When you reach the records below, output each one exactly.

= Beginning of Section =

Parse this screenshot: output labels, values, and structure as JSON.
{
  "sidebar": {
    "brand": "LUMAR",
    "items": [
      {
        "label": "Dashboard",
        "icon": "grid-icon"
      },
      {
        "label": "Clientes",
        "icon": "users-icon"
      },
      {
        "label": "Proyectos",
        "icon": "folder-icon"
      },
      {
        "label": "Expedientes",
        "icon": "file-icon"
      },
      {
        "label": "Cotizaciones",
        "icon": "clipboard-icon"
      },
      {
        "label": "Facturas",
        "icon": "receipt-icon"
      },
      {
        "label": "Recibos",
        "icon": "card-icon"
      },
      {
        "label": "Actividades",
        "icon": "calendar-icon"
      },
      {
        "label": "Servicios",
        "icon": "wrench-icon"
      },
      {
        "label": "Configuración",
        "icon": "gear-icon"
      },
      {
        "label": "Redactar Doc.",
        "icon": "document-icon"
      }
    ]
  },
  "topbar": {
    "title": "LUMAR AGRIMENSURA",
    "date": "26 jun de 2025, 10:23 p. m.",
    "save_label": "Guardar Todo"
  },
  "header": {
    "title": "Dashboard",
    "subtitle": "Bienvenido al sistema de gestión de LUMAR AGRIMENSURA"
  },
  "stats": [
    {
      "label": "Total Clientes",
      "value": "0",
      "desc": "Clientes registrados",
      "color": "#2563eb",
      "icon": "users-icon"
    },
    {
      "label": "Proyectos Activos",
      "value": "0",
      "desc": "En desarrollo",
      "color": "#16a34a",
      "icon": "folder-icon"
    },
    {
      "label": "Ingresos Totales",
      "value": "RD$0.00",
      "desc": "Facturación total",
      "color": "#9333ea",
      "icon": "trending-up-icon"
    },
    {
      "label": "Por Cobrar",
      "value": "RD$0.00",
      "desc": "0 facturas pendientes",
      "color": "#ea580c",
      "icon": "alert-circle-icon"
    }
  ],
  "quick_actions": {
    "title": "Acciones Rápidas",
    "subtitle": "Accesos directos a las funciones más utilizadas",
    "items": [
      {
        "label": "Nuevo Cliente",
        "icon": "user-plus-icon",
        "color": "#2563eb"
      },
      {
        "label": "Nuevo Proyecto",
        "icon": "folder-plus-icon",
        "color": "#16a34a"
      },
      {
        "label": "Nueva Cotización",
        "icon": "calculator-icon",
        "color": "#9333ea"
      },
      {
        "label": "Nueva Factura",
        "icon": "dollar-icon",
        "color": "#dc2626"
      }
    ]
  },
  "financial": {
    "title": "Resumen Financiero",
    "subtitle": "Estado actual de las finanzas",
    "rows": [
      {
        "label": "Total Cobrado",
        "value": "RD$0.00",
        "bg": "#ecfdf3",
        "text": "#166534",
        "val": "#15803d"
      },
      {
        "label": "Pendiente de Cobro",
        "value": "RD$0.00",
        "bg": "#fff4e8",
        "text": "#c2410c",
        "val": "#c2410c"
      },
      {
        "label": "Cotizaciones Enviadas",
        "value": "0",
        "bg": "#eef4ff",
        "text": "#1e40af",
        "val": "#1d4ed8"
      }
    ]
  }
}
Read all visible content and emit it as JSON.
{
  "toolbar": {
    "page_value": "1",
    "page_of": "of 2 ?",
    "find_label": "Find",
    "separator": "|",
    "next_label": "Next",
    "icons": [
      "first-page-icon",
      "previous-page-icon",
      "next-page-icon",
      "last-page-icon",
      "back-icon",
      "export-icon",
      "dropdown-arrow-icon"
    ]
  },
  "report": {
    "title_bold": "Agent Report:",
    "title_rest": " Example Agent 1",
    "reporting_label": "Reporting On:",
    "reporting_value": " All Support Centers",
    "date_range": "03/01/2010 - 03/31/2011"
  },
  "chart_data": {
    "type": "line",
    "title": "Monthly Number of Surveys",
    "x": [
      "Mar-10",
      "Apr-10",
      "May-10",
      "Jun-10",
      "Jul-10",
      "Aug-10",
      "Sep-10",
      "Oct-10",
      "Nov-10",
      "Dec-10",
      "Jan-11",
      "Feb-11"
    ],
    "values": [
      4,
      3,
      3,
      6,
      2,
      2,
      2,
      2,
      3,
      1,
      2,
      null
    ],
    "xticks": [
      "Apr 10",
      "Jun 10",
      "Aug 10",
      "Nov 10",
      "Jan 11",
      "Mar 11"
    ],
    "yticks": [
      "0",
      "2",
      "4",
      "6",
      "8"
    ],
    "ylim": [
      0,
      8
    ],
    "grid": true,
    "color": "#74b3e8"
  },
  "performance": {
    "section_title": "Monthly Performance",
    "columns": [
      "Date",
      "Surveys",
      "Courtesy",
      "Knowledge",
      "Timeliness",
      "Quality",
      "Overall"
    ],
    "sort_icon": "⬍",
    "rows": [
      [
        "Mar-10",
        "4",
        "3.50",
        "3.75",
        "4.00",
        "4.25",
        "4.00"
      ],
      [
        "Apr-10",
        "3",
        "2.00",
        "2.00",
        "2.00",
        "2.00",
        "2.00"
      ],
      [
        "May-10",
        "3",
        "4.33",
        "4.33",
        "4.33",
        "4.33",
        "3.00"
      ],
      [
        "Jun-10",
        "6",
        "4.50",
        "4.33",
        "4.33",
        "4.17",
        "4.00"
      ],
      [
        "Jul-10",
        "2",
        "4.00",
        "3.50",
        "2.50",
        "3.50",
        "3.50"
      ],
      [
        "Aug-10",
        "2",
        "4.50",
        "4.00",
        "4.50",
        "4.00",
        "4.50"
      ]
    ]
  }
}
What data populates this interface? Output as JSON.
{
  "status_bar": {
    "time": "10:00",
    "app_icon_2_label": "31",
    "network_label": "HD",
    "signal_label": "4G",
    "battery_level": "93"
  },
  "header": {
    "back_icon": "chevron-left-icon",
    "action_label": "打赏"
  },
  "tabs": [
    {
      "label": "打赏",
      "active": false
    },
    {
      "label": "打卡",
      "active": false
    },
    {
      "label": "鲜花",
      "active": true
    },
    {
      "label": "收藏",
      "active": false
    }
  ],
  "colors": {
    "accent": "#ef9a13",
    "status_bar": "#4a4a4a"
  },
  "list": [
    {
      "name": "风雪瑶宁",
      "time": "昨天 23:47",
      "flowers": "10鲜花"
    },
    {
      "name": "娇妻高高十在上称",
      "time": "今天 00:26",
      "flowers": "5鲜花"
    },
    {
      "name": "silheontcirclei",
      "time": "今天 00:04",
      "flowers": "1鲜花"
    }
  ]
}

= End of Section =

- **Answer**
Parse this screenshot: output labels, values, and structure as JSON.
{
  "sidebar": {
    "brand": "LUMAR",
    "items": [
      {
        "label": "Dashboard",
        "icon": "grid-icon"
      },
      {
        "label": "Clientes",
        "icon": "users-icon"
      },
      {
        "label": "Proyectos",
        "icon": "folder-icon"
      },
      {
        "label": "Expedientes",
        "icon": "file-icon"
      },
      {
        "label": "Cotizaciones",
        "icon": "clipboard-icon"
      },
      {
        "label": "Facturas",
        "icon": "receipt-icon"
      },
      {
        "label": "Recibos",
        "icon": "card-icon"
      },
      {
        "label": "Actividades",
        "icon": "calendar-icon"
      },
      {
        "label": "Servicios",
        "icon": "wrench-icon"
      },
      {
        "label": "Configuración",
        "icon": "gear-icon"
      },
      {
        "label": "Redactar Doc.",
        "icon": "document-icon"
      }
    ]
  },
  "topbar": {
    "title": "LUMAR AGRIMENSURA",
    "date": "26 jun de 2025, 10:23 p. m.",
    "save_label": "Guardar Todo"
  },
  "header": {
    "title": "Dashboard",
    "subtitle": "Bienvenido al sistema de gestión de LUMAR AGRIMENSURA"
  },
  "stats": [
    {
      "label": "Total Clientes",
      "value": "0",
      "desc": "Clientes registrados",
      "color": "#2563eb",
      "icon": "users-icon"
    },
    {
      "label": "Proyectos Activos",
      "value": "0",
      "desc": "En desarrollo",
      "color": "#16a34a",
      "icon": "folder-icon"
    },
    {
      "label": "Ingresos Totales",
      "value": "RD$0.00",
      "desc": "Facturación total",
      "color": "#9333ea",
      "icon": "trending-up-icon"
    },
    {
      "label": "Por Cobrar",
      "value": "RD$0.00",
      "desc": "0 facturas pendientes",
      "color": "#ea580c",
      "icon": "alert-circle-icon"
    }
  ],
  "quick_actions": {
    "title": "Acciones Rápidas",
    "subtitle": "Accesos directos a las funciones más utilizadas",
    "items": [
      {
        "label": "Nuevo Cliente",
        "icon": "user-plus-icon",
        "color": "#2563eb"
      },
      {
        "label": "Nuevo Proyecto",
        "icon": "folder-plus-icon",
        "color": "#16a34a"
      },
      {
        "label": "Nueva Cotización",
        "icon": "calculator-icon",
        "color": "#9333ea"
      },
      {
        "label": "Nueva Factura",
        "icon": "dollar-icon",
        "color": "#dc2626"
      }
    ]
  },
  "financial": {
    "title": "Resumen Financiero",
    "subtitle": "Estado actual de las finanzas",
    "rows": [
      {
        "label": "Total Cobrado",
        "value": "RD$0.00",
        "bg": "#ecfdf3",
        "text": "#166534",
        "val": "#15803d"
      },
      {
        "label": "Pendiente de Cobro",
        "value": "RD$0.00",
        "bg": "#fff4e8",
        "text": "#c2410c",
        "val": "#c2410c"
      },
      {
        "label": "Cotizaciones Enviadas",
        "value": "0",
        "bg": "#eef4ff",
        "text": "#1e40af",
        "val": "#1d4ed8"
      }
    ]
  }
}
Read all visible content and emit it as JSON.
{
  "toolbar": {
    "page_value": "1",
    "page_of": "of 2 ?",
    "find_label": "Find",
    "separator": "|",
    "next_label": "Next",
    "icons": [
      "first-page-icon",
      "previous-page-icon",
      "next-page-icon",
      "last-page-icon",
      "back-icon",
      "export-icon",
      "dropdown-arrow-icon"
    ]
  },
  "report": {
    "title_bold": "Agent Report:",
    "title_rest": " Example Agent 1",
    "reporting_label": "Reporting On:",
    "reporting_value": " All Support Centers",
    "date_range": "03/01/2010 - 03/31/2011"
  },
  "chart_data": {
    "type": "line",
    "title": "Monthly Number of Surveys",
    "x": [
      "Mar-10",
      "Apr-10",
      "May-10",
      "Jun-10",
      "Jul-10",
      "Aug-10",
      "Sep-10",
      "Oct-10",
      "Nov-10",
      "Dec-10",
      "Jan-11",
      "Feb-11"
    ],
    "values": [
      4,
      3,
      3,
      6,
      2,
      2,
      2,
      2,
      3,
      1,
      2,
      null
    ],
    "xticks": [
      "Apr 10",
      "Jun 10",
      "Aug 10",
      "Nov 10",
      "Jan 11",
      "Mar 11"
    ],
    "yticks": [
      "0",
      "2",
      "4",
      "6",
      "8"
    ],
    "ylim": [
      0,
      8
    ],
    "grid": true,
    "color": "#74b3e8"
  },
  "performance": {
    "section_title": "Monthly Performance",
    "columns": [
      "Date",
      "Surveys",
      "Courtesy",
      "Knowledge",
      "Timeliness",
      "Quality",
      "Overall"
    ],
    "sort_icon": "⬍",
    "rows": [
      [
        "Mar-10",
        "4",
        "3.50",
        "3.75",
        "4.00",
        "4.25",
        "4.00"
      ],
      [
        "Apr-10",
        "3",
        "2.00",
        "2.00",
        "2.00",
        "2.00",
        "2.00"
      ],
      [
        "May-10",
        "3",
        "4.33",
        "4.33",
        "4.33",
        "4.33",
        "3.00"
      ],
      [
        "Jun-10",
        "6",
        "4.50",
        "4.33",
        "4.33",
        "4.17",
        "4.00"
      ],
      [
        "Jul-10",
        "2",
        "4.00",
        "3.50",
        "2.50",
        "3.50",
        "3.50"
      ],
      [
        "Aug-10",
        "2",
        "4.50",
        "4.00",
        "4.50",
        "4.00",
        "4.50"
      ]
    ]
  }
}
What data populates this interface? Output as JSON.
{
  "status_bar": {
    "time": "10:00",
    "app_icon_2_label": "31",
    "network_label": "HD",
    "signal_label": "4G",
    "battery_level": "93"
  },
  "header": {
    "back_icon": "chevron-left-icon",
    "action_label": "打赏"
  },
  "tabs": [
    {
      "label": "打赏",
      "active": false
    },
    {
      "label": "打卡",
      "active": false
    },
    {
      "label": "鲜花",
      "active": true
    },
    {
      "label": "收藏",
      "active": false
    }
  ],
  "colors": {
    "accent": "#ef9a13",
    "status_bar": "#4a4a4a"
  },
  "list": [
    {
      "name": "风雪瑶宁",
      "time": "昨天 23:47",
      "flowers": "10鲜花"
    },
    {
      "name": "娇妻高高十在上称",
      "time": "今天 00:26",
      "flowers": "5鲜花"
    },
    {
      "name": "silheontcirclei",
      "time": "今天 00:04",
      "flowers": "1鲜花"
    }
  ]
}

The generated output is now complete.